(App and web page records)
---
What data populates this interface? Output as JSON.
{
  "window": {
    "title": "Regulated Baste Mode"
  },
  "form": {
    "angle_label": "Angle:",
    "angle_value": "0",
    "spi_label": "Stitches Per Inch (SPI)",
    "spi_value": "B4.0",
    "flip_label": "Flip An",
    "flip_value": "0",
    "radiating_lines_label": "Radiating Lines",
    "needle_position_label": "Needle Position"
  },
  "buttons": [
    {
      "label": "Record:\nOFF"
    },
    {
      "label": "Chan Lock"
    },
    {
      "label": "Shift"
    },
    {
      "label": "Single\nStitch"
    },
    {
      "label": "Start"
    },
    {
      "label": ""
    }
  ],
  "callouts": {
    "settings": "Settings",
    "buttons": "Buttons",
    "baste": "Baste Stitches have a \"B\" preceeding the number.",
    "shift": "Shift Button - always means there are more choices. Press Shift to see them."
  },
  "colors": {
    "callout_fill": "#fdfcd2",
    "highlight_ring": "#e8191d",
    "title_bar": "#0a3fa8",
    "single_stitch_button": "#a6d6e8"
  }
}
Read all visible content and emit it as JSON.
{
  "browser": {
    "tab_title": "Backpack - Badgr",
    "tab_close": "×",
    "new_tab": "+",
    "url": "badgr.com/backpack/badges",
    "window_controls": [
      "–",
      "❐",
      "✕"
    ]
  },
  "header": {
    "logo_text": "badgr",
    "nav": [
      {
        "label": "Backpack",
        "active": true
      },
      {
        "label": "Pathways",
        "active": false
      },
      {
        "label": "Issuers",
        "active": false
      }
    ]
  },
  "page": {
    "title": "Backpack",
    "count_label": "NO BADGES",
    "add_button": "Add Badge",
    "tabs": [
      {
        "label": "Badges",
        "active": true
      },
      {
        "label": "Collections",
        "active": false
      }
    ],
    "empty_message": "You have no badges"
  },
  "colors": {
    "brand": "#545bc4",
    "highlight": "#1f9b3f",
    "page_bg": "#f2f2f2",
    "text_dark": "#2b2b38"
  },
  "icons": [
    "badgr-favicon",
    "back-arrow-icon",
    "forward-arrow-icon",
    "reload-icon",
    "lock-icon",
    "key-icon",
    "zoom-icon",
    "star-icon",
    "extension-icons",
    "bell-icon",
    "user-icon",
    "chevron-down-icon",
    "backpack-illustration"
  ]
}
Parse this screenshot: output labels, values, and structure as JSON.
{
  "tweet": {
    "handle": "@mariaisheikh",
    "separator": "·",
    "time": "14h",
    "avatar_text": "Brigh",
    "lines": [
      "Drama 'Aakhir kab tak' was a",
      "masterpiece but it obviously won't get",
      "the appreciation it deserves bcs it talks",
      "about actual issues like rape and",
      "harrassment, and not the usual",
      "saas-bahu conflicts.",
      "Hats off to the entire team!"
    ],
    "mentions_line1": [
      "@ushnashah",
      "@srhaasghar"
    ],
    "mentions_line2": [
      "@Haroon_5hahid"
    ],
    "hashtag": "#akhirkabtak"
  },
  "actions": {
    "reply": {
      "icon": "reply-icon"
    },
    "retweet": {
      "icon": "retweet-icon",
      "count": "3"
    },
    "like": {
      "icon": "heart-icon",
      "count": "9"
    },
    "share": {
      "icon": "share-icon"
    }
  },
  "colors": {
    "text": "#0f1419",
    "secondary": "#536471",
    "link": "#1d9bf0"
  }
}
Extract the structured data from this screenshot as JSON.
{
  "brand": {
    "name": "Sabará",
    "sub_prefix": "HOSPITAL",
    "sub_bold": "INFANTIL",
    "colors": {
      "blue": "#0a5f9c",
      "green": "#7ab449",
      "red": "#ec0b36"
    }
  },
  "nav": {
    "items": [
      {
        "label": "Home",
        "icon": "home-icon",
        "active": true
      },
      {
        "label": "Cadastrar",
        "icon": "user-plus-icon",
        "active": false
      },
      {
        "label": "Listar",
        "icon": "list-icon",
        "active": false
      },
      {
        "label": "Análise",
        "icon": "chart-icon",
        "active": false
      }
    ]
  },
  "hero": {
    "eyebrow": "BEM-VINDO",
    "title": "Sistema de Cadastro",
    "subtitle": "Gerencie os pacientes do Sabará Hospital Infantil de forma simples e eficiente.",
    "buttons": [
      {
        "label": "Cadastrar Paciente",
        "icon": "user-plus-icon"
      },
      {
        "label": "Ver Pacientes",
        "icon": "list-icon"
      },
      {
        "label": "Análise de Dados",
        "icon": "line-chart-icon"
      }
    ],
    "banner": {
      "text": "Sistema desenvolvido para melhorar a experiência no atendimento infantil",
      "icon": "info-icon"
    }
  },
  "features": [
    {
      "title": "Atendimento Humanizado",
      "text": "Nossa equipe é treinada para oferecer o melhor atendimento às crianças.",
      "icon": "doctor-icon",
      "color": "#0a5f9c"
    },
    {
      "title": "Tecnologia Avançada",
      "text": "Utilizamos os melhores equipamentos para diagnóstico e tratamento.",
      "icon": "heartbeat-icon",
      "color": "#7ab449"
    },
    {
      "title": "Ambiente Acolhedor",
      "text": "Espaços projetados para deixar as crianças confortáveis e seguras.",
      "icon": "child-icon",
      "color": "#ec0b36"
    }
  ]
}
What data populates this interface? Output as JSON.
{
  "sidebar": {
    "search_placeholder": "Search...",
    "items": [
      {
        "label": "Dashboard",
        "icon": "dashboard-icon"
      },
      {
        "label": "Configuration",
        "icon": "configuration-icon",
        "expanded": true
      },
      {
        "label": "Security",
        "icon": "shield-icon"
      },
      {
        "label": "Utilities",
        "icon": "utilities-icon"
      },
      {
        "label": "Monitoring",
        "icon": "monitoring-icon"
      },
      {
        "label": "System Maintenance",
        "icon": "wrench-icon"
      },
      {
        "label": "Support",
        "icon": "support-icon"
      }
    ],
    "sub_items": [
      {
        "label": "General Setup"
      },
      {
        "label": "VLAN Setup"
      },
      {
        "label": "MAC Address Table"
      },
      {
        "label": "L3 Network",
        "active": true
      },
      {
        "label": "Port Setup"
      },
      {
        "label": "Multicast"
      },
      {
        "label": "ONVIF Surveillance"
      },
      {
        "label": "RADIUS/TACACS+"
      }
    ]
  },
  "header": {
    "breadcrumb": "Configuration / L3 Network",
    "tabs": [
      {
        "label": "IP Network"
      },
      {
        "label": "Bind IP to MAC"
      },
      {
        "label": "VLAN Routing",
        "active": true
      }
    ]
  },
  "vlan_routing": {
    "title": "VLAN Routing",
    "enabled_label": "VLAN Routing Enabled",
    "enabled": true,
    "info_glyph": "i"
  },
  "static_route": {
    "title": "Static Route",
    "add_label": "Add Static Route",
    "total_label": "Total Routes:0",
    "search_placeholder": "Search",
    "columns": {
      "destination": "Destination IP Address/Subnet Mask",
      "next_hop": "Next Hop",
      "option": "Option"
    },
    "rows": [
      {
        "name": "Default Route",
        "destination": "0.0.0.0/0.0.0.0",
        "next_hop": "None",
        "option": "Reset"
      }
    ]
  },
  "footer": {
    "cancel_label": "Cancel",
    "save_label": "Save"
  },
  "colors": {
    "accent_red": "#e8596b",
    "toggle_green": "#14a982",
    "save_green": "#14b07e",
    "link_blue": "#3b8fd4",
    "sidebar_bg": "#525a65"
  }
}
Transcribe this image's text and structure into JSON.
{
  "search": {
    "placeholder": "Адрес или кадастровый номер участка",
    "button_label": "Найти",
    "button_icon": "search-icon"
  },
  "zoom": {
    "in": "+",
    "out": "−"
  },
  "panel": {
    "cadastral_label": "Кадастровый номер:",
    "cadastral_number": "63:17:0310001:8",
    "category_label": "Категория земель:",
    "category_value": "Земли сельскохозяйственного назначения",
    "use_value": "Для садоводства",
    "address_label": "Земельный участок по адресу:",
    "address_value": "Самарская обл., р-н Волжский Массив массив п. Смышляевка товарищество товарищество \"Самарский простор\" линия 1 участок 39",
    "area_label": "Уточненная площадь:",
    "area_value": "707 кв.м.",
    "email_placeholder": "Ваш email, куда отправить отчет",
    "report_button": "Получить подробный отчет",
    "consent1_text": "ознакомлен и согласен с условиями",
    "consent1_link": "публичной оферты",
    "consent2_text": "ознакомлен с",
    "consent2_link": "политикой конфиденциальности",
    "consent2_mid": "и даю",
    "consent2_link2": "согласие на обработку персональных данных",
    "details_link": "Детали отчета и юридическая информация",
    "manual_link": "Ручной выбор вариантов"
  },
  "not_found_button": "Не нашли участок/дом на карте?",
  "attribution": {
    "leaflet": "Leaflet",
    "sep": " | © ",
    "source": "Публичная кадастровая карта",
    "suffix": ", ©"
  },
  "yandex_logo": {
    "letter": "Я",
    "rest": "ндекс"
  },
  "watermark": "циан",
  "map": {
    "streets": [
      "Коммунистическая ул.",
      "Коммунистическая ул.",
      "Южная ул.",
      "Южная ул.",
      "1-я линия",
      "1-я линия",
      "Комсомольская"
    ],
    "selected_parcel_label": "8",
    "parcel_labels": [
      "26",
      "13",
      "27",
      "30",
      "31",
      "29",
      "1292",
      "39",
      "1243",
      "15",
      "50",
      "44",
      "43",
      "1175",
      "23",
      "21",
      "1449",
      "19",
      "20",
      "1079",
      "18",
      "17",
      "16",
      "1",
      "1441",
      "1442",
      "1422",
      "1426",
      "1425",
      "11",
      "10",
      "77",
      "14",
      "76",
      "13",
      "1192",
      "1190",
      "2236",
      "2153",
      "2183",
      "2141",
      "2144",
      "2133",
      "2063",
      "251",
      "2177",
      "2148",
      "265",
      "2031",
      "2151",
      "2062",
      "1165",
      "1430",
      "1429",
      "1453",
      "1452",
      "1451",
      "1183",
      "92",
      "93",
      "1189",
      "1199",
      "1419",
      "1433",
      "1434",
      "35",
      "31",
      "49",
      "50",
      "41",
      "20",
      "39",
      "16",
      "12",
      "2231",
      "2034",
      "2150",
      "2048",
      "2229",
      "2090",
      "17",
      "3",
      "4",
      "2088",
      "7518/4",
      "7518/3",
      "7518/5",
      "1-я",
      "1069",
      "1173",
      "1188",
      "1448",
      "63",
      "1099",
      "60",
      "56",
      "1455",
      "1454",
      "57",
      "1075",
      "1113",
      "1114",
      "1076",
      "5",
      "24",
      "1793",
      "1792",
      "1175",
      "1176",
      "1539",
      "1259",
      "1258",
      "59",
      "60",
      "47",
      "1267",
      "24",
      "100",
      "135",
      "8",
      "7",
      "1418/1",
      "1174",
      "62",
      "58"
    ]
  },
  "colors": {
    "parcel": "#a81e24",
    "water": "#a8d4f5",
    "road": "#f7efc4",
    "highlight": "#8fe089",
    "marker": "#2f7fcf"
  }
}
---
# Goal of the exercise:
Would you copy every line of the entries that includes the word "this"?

# Task response:
What data populates this interface? Output as JSON.
Parse this screenshot: output labels, values, and structure as JSON.
Extract the structured data from this screenshot as JSON.
What data populates this interface? Output as JSON.
Transcribe this image's text and structure into JSON.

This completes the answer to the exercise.